I have a somewhat indifferent view when it comes to Tarantino's films. On one hand I appreciate that the majority of his films are all his own stories (Jackie Brown is the sole exception), and that he makes his movies at his own pace, which is noticeable by the fact that he's only directed eight feature films in the length of his career (I kind of like it when directors have smaller resumes. Somehow it feels more defined), and the dialogue and pacing of his films are unique to themselves. But on the other hand, his style isn't always so consistent. What is often a non-traditional and nonlinear narrative structure just as often becomes sidetracked and distracted. What starts off as stylized violence sometimes becomes gratuitous. You get the picture. His films are a double-edged sword.
I used to not really like his films at all, probably when I was in my "hipster hipster" phase (that is to say, I was a hipster against everything hipsters were for). I'm older now and can view them more objectively. I definitely appreciate that his films are distinctly his own, very few directors can claim that (especially these days with all the reboots and whatnot). But not all of his films are as good as everyone says.
Possibly the best example I can use on my inconcistute view of Tarantino's work is Kill Bill.

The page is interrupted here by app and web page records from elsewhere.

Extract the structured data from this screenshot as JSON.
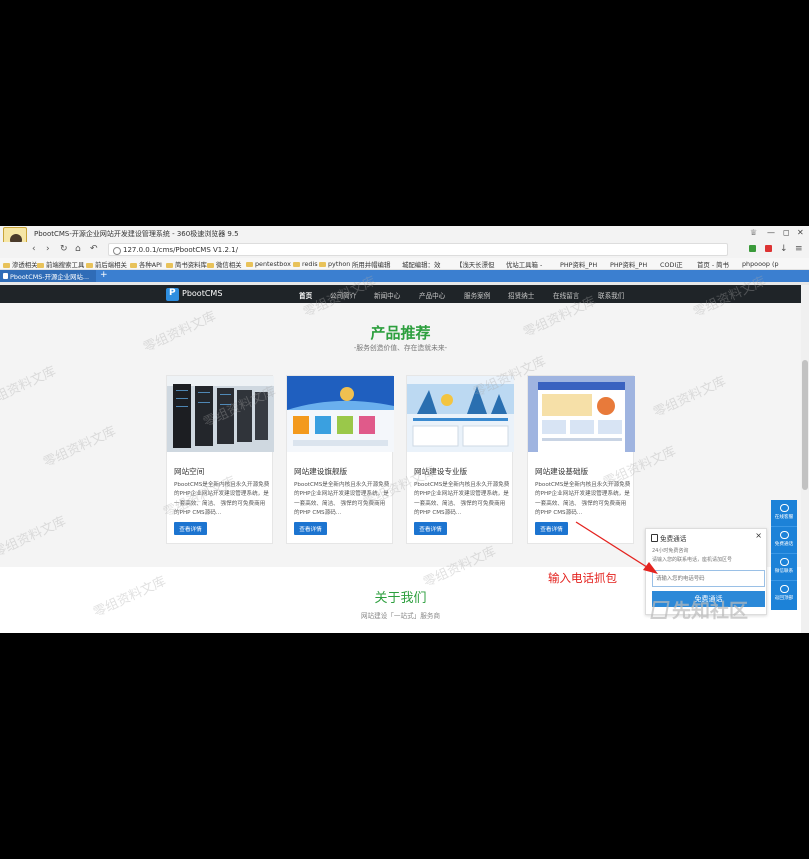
{
  "browser": {
    "window_title": "PbootCMS-开源企业网站开发建设管理系统 - 360极速浏览器 9.5",
    "url": "127.0.0.1/cms/PbootCMS V1.2.1/",
    "tab_title": "PbootCMS-开源企业网站...",
    "bookmarks": [
      "渗透相关",
      "前端搜索工具",
      "前后端相关",
      "各种API",
      "简书资料库",
      "微信相关",
      "pentestbox",
      "redis",
      "python",
      "所用并帽编辑",
      "城配编辑：效",
      "【浅天长漂但",
      "优站工具箱 -",
      "PHP资料_PH",
      "PHP资料_PH",
      "CODI正",
      "首页 - 简书",
      "phpooop (p"
    ]
  },
  "site": {
    "brand": "PbootCMS",
    "nav": [
      "首页",
      "公司简介",
      "新闻中心",
      "产品中心",
      "服务案例",
      "招贤纳士",
      "在线留言",
      "联系我们"
    ]
  },
  "products": {
    "title": "产品推荐",
    "subtitle": "-服务创造价值、存在造就未来-",
    "items": [
      {
        "name": "网站空间",
        "desc": "PbootCMS是全新内核且永久开源免费的PHP企业网站开发建设管理系统，是一套高效、简洁、 强悍的可免费商用的PHP CMS源码...",
        "button": "查看详情"
      },
      {
        "name": "网站建设旗舰版",
        "desc": "PbootCMS是全新内核且永久开源免费的PHP企业网站开发建设管理系统，是一套高效、简洁、 强悍的可免费商用的PHP CMS源码...",
        "button": "查看详情"
      },
      {
        "name": "网站建设专业版",
        "desc": "PbootCMS是全新内核且永久开源免费的PHP企业网站开发建设管理系统，是一套高效、简洁、 强悍的可免费商用的PHP CMS源码...",
        "button": "查看详情"
      },
      {
        "name": "网站建设基础版",
        "desc": "PbootCMS是全新内核且永久开源免费的PHP企业网站开发建设管理系统，是一套高效、简洁、 强悍的可免费商用的PHP CMS源码...",
        "button": "查看详情"
      }
    ]
  },
  "about": {
    "title": "关于我们",
    "subtitle": "网站建设「一站式」服务商"
  },
  "call_panel": {
    "title": "免费通话",
    "line1": "24小时免费咨询",
    "line2": "请输入您的联系电话，座机请加区号",
    "placeholder": "请输入您的电话号码",
    "button": "免费通话",
    "close": "×"
  },
  "side_buttons": [
    "在线客服",
    "免费通话",
    "微信联系",
    "返回顶部"
  ],
  "annotation": "输入电话抓包",
  "watermark_text": "零组资料文库",
  "site_logo_watermark": "先知社区"
}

I find that I don't much care for part one, as there's too much excess violence with not enough story to back it up, the characters all have the same motivation (revenge!) which means the characters all feel pretty much the same, the non-stop flashbacks completely distract the story, and the whole thing in the hospital (which I won't detail here) is not only tasteless, but it also has no bearing on the story or character development, which means its little more than a means of cheap shock and disgust.
Meanwhile, I think Kill Bill 2 is one of Tarantino's best movies (yes, I'm aware they were originally filmed as one. But it's a good thing he split them in my opinion). It still gets sidetracked, but does so in a way that all comes back to the main story a lot better, the characters become more fleshed out, there's more story, less excessive violence, and much better dialogue.

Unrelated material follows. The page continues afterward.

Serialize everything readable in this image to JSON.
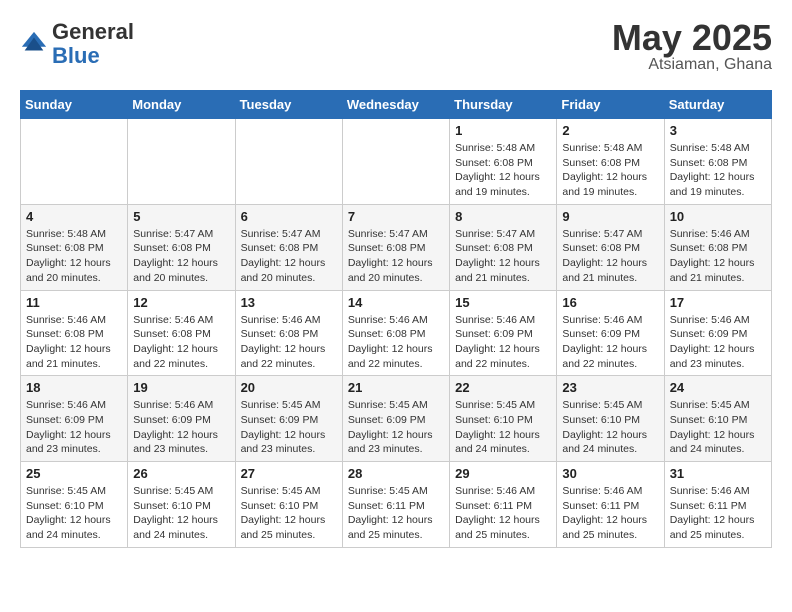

Not sure if I'll write more about Tarantino later, but there ya go. On a side note, I find Jackie Brown to be pretty underrated.
Currently playing: Well, I'm still trying to set up my new PS3 and get a new PSN account going (long story, but feel free to add me when I'm ready), so I'll be adding Puppeteer to this lineup soon. But for now I'm currently playing Rayman Legends (I beat it but it's a platformer. Replay value and all that), The Wonderful 101, and Wind Waker HD. Also, I'm still playing Mario & Luigi: Dream Team and am going to start Fire Emblem Awakening soon. Also I got Final Fantasy XIV for PS3, so there's that... not to mention I still need to start Earthbound on the Virtual Console.... Hmm, either 2013 is being really generous with video games, or it's leading an all-out assault on my wallet.
I'm recording footage from all the console games, so again, hopefully I can get cracking on all my junk soon. I guess I should be happy Tropical Freeze was delayed. My wallet can't take much more of this...